• Exercise details
Retype, without changes, every line from the line that contains "Parse this screenshot: output" through the final line of the records. Exclude pictures.

• Data for processing
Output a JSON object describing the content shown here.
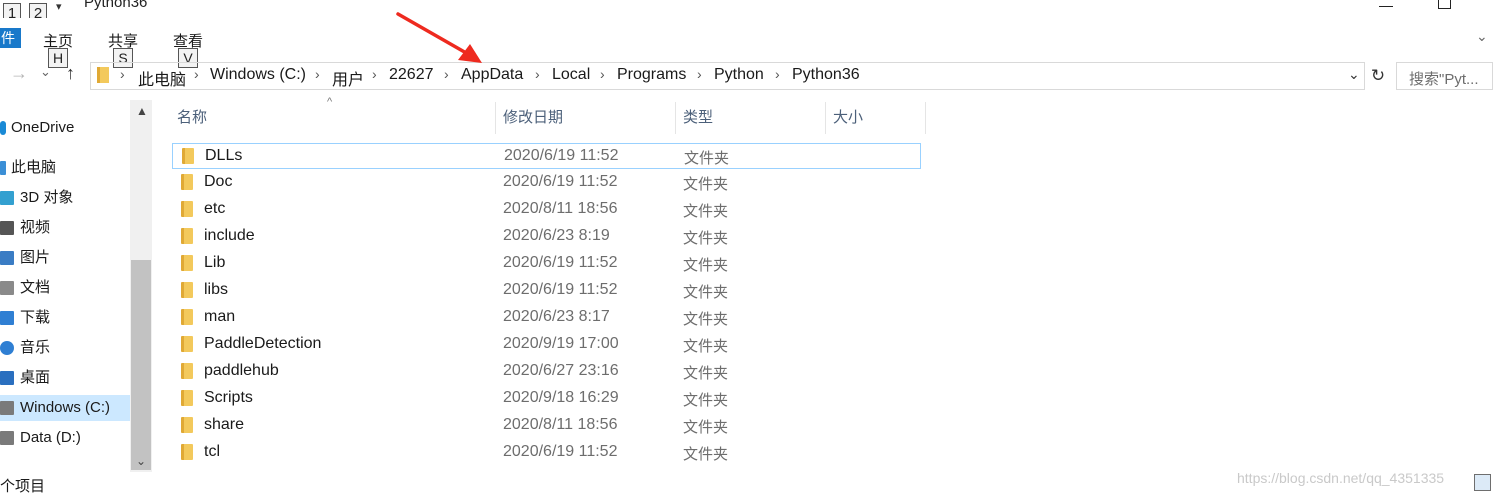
{
  "window": {
    "title": "Python36"
  },
  "quick_access": {
    "badges": [
      "1",
      "2"
    ],
    "dropdown_icon": "caret-down-icon"
  },
  "ribbon": {
    "file_tab_label": "件",
    "tabs": [
      {
        "label": "主页",
        "keytip": "H"
      },
      {
        "label": "共享",
        "keytip": "S"
      },
      {
        "label": "查看",
        "keytip": "V"
      }
    ]
  },
  "address": {
    "breadcrumbs": [
      "此电脑",
      "Windows (C:)",
      "用户",
      "22627",
      "AppData",
      "Local",
      "Programs",
      "Python",
      "Python36"
    ],
    "separator": "›"
  },
  "search": {
    "placeholder": "搜索\"Pyt..."
  },
  "nav_pane": {
    "items": [
      {
        "label": "OneDrive",
        "icon": "cloud-icon",
        "color": "#1a8ad6"
      },
      {
        "label": "此电脑",
        "icon": "computer-icon",
        "color": "#3b8fd6"
      },
      {
        "label": "3D 对象",
        "icon": "cube-icon",
        "color": "#33a0d0"
      },
      {
        "label": "视频",
        "icon": "film-icon",
        "color": "#555555"
      },
      {
        "label": "图片",
        "icon": "picture-icon",
        "color": "#3a7cc4"
      },
      {
        "label": "文档",
        "icon": "document-icon",
        "color": "#8a8a8a"
      },
      {
        "label": "下载",
        "icon": "download-arrow-icon",
        "color": "#2f7fd3"
      },
      {
        "label": "音乐",
        "icon": "music-note-icon",
        "color": "#2f7fd3"
      },
      {
        "label": "桌面",
        "icon": "desktop-icon",
        "color": "#2a6fbf"
      },
      {
        "label": "Windows (C:)",
        "icon": "drive-icon",
        "color": "#7a7a7a",
        "selected": true
      },
      {
        "label": "Data (D:)",
        "icon": "drive-icon",
        "color": "#7a7a7a"
      }
    ]
  },
  "columns": {
    "name": "名称",
    "date": "修改日期",
    "type": "类型",
    "size": "大小"
  },
  "files": [
    {
      "name": "DLLs",
      "date": "2020/6/19 11:52",
      "type": "文件夹"
    },
    {
      "name": "Doc",
      "date": "2020/6/19 11:52",
      "type": "文件夹"
    },
    {
      "name": "etc",
      "date": "2020/8/11 18:56",
      "type": "文件夹"
    },
    {
      "name": "include",
      "date": "2020/6/23 8:19",
      "type": "文件夹"
    },
    {
      "name": "Lib",
      "date": "2020/6/19 11:52",
      "type": "文件夹"
    },
    {
      "name": "libs",
      "date": "2020/6/19 11:52",
      "type": "文件夹"
    },
    {
      "name": "man",
      "date": "2020/6/23 8:17",
      "type": "文件夹"
    },
    {
      "name": "PaddleDetection",
      "date": "2020/9/19 17:00",
      "type": "文件夹"
    },
    {
      "name": "paddlehub",
      "date": "2020/6/27 23:16",
      "type": "文件夹"
    },
    {
      "name": "Scripts",
      "date": "2020/9/18 16:29",
      "type": "文件夹"
    },
    {
      "name": "share",
      "date": "2020/8/11 18:56",
      "type": "文件夹"
    },
    {
      "name": "tcl",
      "date": "2020/6/19 11:52",
      "type": "文件夹"
    }
  ],
  "status": {
    "text": "个项目"
  },
  "watermark": "https://blog.csdn.net/qq_4351335",
  "annotation": {
    "arrow_color": "#ee2a1f",
    "target": "AppData"
  }
}
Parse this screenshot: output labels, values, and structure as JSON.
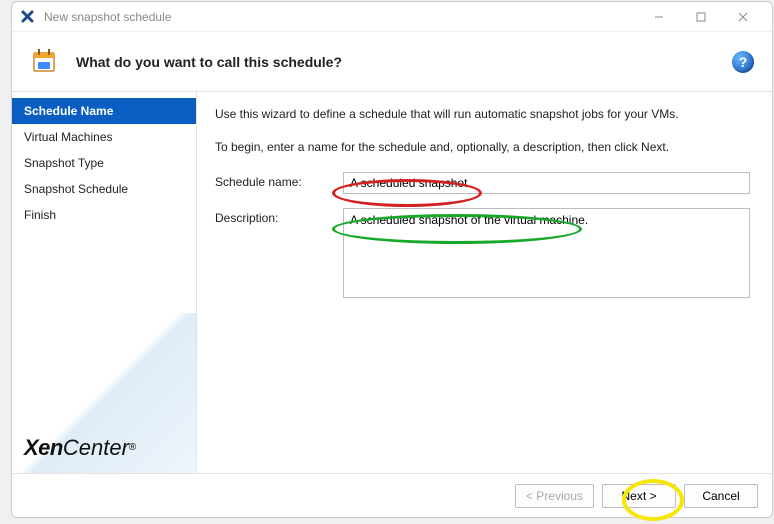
{
  "titlebar": {
    "title": "New snapshot schedule"
  },
  "header": {
    "title": "What do you want to call this schedule?"
  },
  "sidebar": {
    "steps": [
      {
        "label": "Schedule Name",
        "active": true
      },
      {
        "label": "Virtual Machines",
        "active": false
      },
      {
        "label": "Snapshot Type",
        "active": false
      },
      {
        "label": "Snapshot Schedule",
        "active": false
      },
      {
        "label": "Finish",
        "active": false
      }
    ]
  },
  "brand": {
    "part1": "Xen",
    "part2": "Center"
  },
  "main": {
    "instr1": "Use this wizard to define a schedule that will run automatic snapshot jobs for your VMs.",
    "instr2": "To begin, enter a name for the schedule and, optionally, a description, then click Next.",
    "name_label": "Schedule name:",
    "name_value": "A scheduled snapshot",
    "desc_label": "Description:",
    "desc_value": "A scheduled snapshot of the virtual machine."
  },
  "footer": {
    "previous": "< Previous",
    "next": "Next >",
    "cancel": "Cancel"
  }
}
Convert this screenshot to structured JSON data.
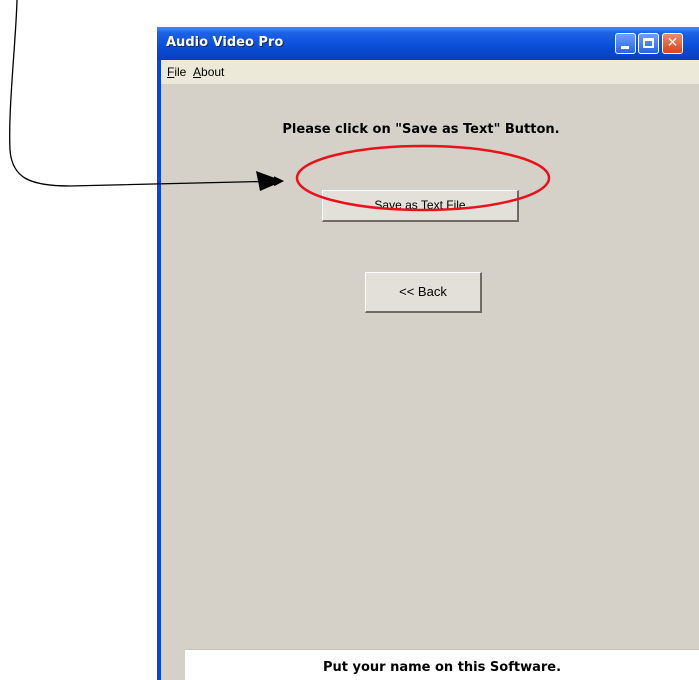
{
  "window": {
    "title": "Audio Video Pro",
    "close_symbol": "✕"
  },
  "menu": {
    "file_accel": "F",
    "file_rest": "ile",
    "about_accel": "A",
    "about_rest": "bout"
  },
  "content": {
    "instruction": "Please click on \"Save as Text\" Button.",
    "save_button": "Save as Text File",
    "back_button": "<< Back",
    "footer": "Put your name on this Software."
  },
  "colors": {
    "titlebar_blue": "#0a4fd8",
    "annotation_red": "#e8121a",
    "panel_bg": "#d5d0c8"
  },
  "icons": [
    "minimize-icon",
    "maximize-icon",
    "close-icon",
    "arrow-pointer"
  ]
}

• Output below
Parse this screenshot: output labels, values, and structure as JSON.
{
  "titlebar": {
    "title": "New snapshot schedule"
  },
  "header": {
    "title": "What do you want to call this schedule?"
  },
  "sidebar": {
    "steps": [
      {
        "label": "Schedule Name",
        "active": true
      },
      {
        "label": "Virtual Machines",
        "active": false
      },
      {
        "label": "Snapshot Type",
        "active": false
      },
      {
        "label": "Snapshot Schedule",
        "active": false
      },
      {
        "label": "Finish",
        "active": false
      }
    ]
  },
  "brand": {
    "part1": "Xen",
    "part2": "Center"
  },
  "main": {
    "instr1": "Use this wizard to define a schedule that will run automatic snapshot jobs for your VMs.",
    "instr2": "To begin, enter a name for the schedule and, optionally, a description, then click Next.",
    "name_label": "Schedule name:",
    "name_value": "A scheduled snapshot",
    "desc_label": "Description:",
    "desc_value": "A scheduled snapshot of the virtual machine."
  },
  "footer": {
    "previous": "< Previous",
    "next": "Next >",
    "cancel": "Cancel"
  }
}
Convert this screenshot to structured JSON data.
{
  "window": {
    "title": "Audio Video Pro",
    "close_symbol": "✕"
  },
  "menu": {
    "file_accel": "F",
    "file_rest": "ile",
    "about_accel": "A",
    "about_rest": "bout"
  },
  "content": {
    "instruction": "Please click on \"Save as Text\" Button.",
    "save_button": "Save as Text File",
    "back_button": "<< Back",
    "footer": "Put your name on this Software."
  },
  "colors": {
    "titlebar_blue": "#0a4fd8",
    "annotation_red": "#e8121a",
    "panel_bg": "#d5d0c8"
  },
  "icons": [
    "minimize-icon",
    "maximize-icon",
    "close-icon",
    "arrow-pointer"
  ]
}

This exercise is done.